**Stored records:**
┄┄┄┄┄┄┄┄┄┄

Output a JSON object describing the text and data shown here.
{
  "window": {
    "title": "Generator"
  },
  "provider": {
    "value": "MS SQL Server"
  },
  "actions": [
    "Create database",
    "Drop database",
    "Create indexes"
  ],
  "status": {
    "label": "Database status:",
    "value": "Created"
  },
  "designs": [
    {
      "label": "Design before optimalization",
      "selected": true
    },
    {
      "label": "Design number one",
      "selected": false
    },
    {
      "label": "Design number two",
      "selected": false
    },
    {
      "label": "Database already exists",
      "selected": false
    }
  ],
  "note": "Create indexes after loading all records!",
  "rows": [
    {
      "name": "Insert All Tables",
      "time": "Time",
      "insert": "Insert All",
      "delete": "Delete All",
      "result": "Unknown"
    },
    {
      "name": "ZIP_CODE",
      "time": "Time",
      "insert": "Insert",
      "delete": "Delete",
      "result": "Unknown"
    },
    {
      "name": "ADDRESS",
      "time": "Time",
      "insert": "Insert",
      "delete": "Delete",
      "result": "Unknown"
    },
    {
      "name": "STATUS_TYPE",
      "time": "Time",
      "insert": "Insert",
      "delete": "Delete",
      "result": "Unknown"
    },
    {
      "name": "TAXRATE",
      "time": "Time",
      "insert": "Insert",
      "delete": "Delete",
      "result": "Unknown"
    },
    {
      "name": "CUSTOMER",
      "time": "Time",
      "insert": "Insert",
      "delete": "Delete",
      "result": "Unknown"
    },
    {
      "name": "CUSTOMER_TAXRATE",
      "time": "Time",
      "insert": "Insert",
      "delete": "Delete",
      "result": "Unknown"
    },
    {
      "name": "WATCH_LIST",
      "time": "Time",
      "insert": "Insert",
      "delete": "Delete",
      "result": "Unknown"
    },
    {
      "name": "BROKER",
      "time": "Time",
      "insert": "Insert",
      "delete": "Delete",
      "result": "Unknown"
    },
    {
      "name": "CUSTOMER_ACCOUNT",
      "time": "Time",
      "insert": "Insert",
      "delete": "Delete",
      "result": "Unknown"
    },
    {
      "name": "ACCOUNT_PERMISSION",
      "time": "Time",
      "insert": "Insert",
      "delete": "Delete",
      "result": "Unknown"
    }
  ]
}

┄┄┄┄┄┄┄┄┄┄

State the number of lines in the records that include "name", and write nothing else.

11